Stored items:
Start of Block

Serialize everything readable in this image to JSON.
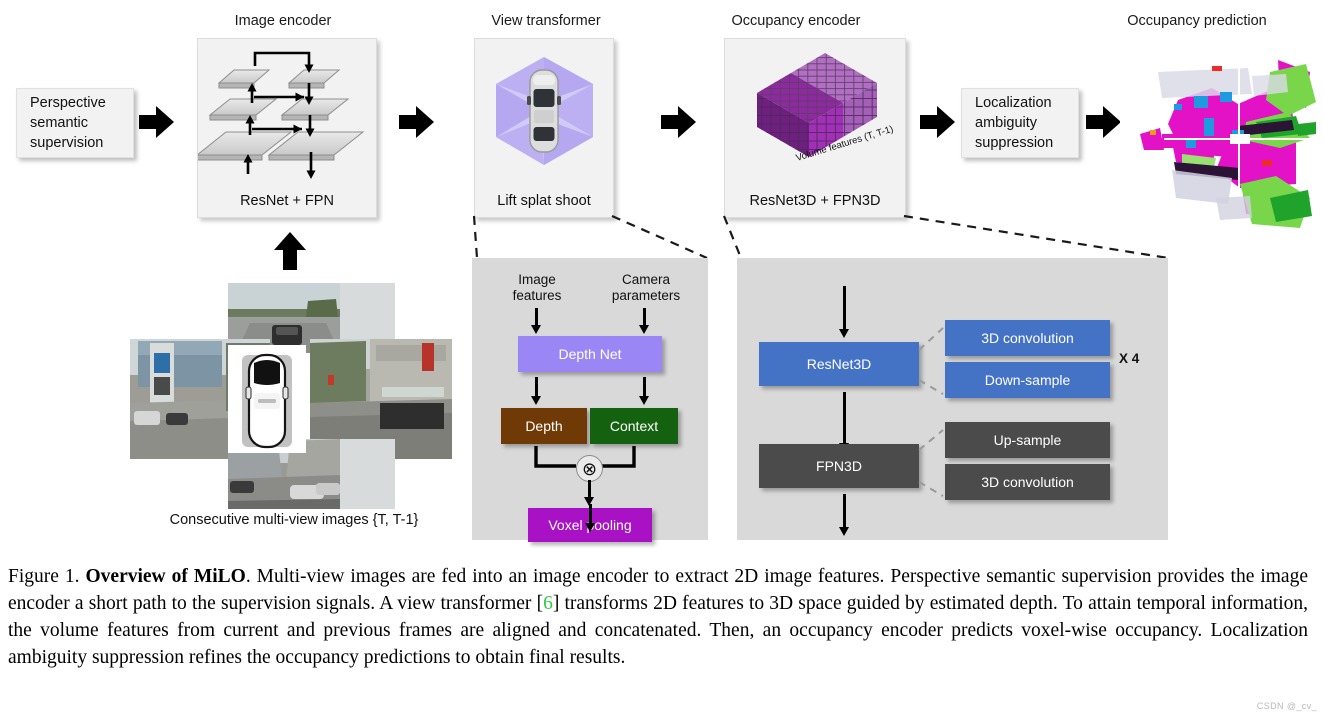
{
  "figure": {
    "sections": [
      {
        "id": "image-encoder",
        "title": "Image encoder",
        "panel_label": "ResNet + FPN"
      },
      {
        "id": "view-transformer",
        "title": "View transformer",
        "panel_label": "Lift splat shoot"
      },
      {
        "id": "occupancy-encoder",
        "title": "Occupancy encoder",
        "panel_label": "ResNet3D + FPN3D"
      },
      {
        "id": "occupancy-prediction",
        "title": "Occupancy prediction",
        "panel_label": ""
      }
    ],
    "input_box": "Perspective\nsemantic\nsupervision",
    "input_box_lines": [
      "Perspective",
      "semantic",
      "supervision"
    ],
    "post_box_lines": [
      "Localization",
      "ambiguity",
      "suppression"
    ],
    "multiview_caption": "Consecutive multi-view images {T, T-1}",
    "volume_label": "Volume features (T, T-1)"
  },
  "view_transformer_detail": {
    "inputs": [
      {
        "line1": "Image",
        "line2": "features"
      },
      {
        "line1": "Camera",
        "line2": "parameters"
      }
    ],
    "blocks": [
      {
        "label": "Depth Net",
        "color": "#9a87f5"
      },
      {
        "label": "Depth",
        "color": "#703a06"
      },
      {
        "label": "Context",
        "color": "#14620f"
      },
      {
        "label": "Voxel pooling",
        "color": "#a812c4"
      }
    ],
    "operator": "⊗"
  },
  "occupancy_encoder_detail": {
    "stages": [
      {
        "label": "ResNet3D",
        "color": "#4472c4",
        "subblocks": [
          "3D convolution",
          "Down-sample"
        ],
        "repeat": "X 4"
      },
      {
        "label": "FPN3D",
        "color": "#4b4b4b",
        "subblocks": [
          "Up-sample",
          "3D convolution"
        ],
        "repeat": ""
      }
    ]
  },
  "caption": {
    "prefix": "Figure 1. ",
    "bold_title": "Overview of MiLO",
    "body_1": ". Multi-view images are fed into an image encoder to extract 2D image features.  Perspective semantic supervision provides the image encoder a short path to the supervision signals.  A view transformer [",
    "citation": "6",
    "body_2": "] transforms 2D features to 3D space guided by estimated depth.  To attain temporal information, the volume features from current and previous frames are aligned and concatenated.  Then, an occupancy encoder predicts voxel-wise occupancy.  Localization ambiguity suppression refines the occupancy predictions to obtain final results."
  },
  "watermark": "CSDN @_cv_",
  "colors": {
    "panel_bg": "#f2f2f2",
    "detail_bg": "#d9d9d9",
    "blue": "#4472c4",
    "dark_gray": "#4b4b4b",
    "purple_light": "#9a87f5",
    "brown": "#703a06",
    "green": "#14620f",
    "magenta": "#a812c4",
    "citation_green": "#2ecc40"
  }
}
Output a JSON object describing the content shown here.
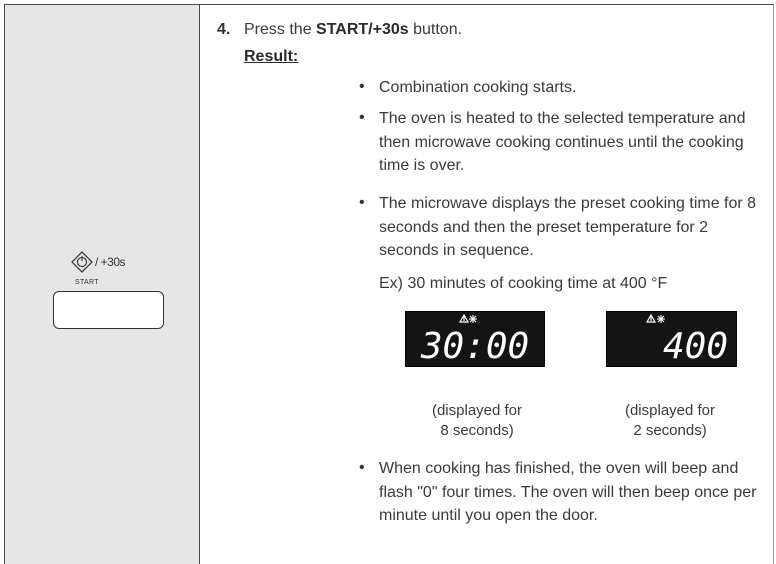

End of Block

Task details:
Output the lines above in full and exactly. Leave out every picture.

The completed task:
Serialize everything readable in this image to JSON.
{
  "figure": {
    "sections": [
      {
        "id": "image-encoder",
        "title": "Image encoder",
        "panel_label": "ResNet + FPN"
      },
      {
        "id": "view-transformer",
        "title": "View transformer",
        "panel_label": "Lift splat shoot"
      },
      {
        "id": "occupancy-encoder",
        "title": "Occupancy encoder",
        "panel_label": "ResNet3D + FPN3D"
      },
      {
        "id": "occupancy-prediction",
        "title": "Occupancy prediction",
        "panel_label": ""
      }
    ],
    "input_box": "Perspective\nsemantic\nsupervision",
    "input_box_lines": [
      "Perspective",
      "semantic",
      "supervision"
    ],
    "post_box_lines": [
      "Localization",
      "ambiguity",
      "suppression"
    ],
    "multiview_caption": "Consecutive multi-view images {T, T-1}",
    "volume_label": "Volume features (T, T-1)"
  },
  "view_transformer_detail": {
    "inputs": [
      {
        "line1": "Image",
        "line2": "features"
      },
      {
        "line1": "Camera",
        "line2": "parameters"
      }
    ],
    "blocks": [
      {
        "label": "Depth Net",
        "color": "#9a87f5"
      },
      {
        "label": "Depth",
        "color": "#703a06"
      },
      {
        "label": "Context",
        "color": "#14620f"
      },
      {
        "label": "Voxel pooling",
        "color": "#a812c4"
      }
    ],
    "operator": "⊗"
  },
  "occupancy_encoder_detail": {
    "stages": [
      {
        "label": "ResNet3D",
        "color": "#4472c4",
        "subblocks": [
          "3D convolution",
          "Down-sample"
        ],
        "repeat": "X 4"
      },
      {
        "label": "FPN3D",
        "color": "#4b4b4b",
        "subblocks": [
          "Up-sample",
          "3D convolution"
        ],
        "repeat": ""
      }
    ]
  },
  "caption": {
    "prefix": "Figure 1. ",
    "bold_title": "Overview of MiLO",
    "body_1": ". Multi-view images are fed into an image encoder to extract 2D image features.  Perspective semantic supervision provides the image encoder a short path to the supervision signals.  A view transformer [",
    "citation": "6",
    "body_2": "] transforms 2D features to 3D space guided by estimated depth.  To attain temporal information, the volume features from current and previous frames are aligned and concatenated.  Then, an occupancy encoder predicts voxel-wise occupancy.  Localization ambiguity suppression refines the occupancy predictions to obtain final results."
  },
  "watermark": "CSDN @_cv_",
  "colors": {
    "panel_bg": "#f2f2f2",
    "detail_bg": "#d9d9d9",
    "blue": "#4472c4",
    "dark_gray": "#4b4b4b",
    "purple_light": "#9a87f5",
    "brown": "#703a06",
    "green": "#14620f",
    "magenta": "#a812c4",
    "citation_green": "#2ecc40"
  }
}
Output a JSON object describing the content shown here.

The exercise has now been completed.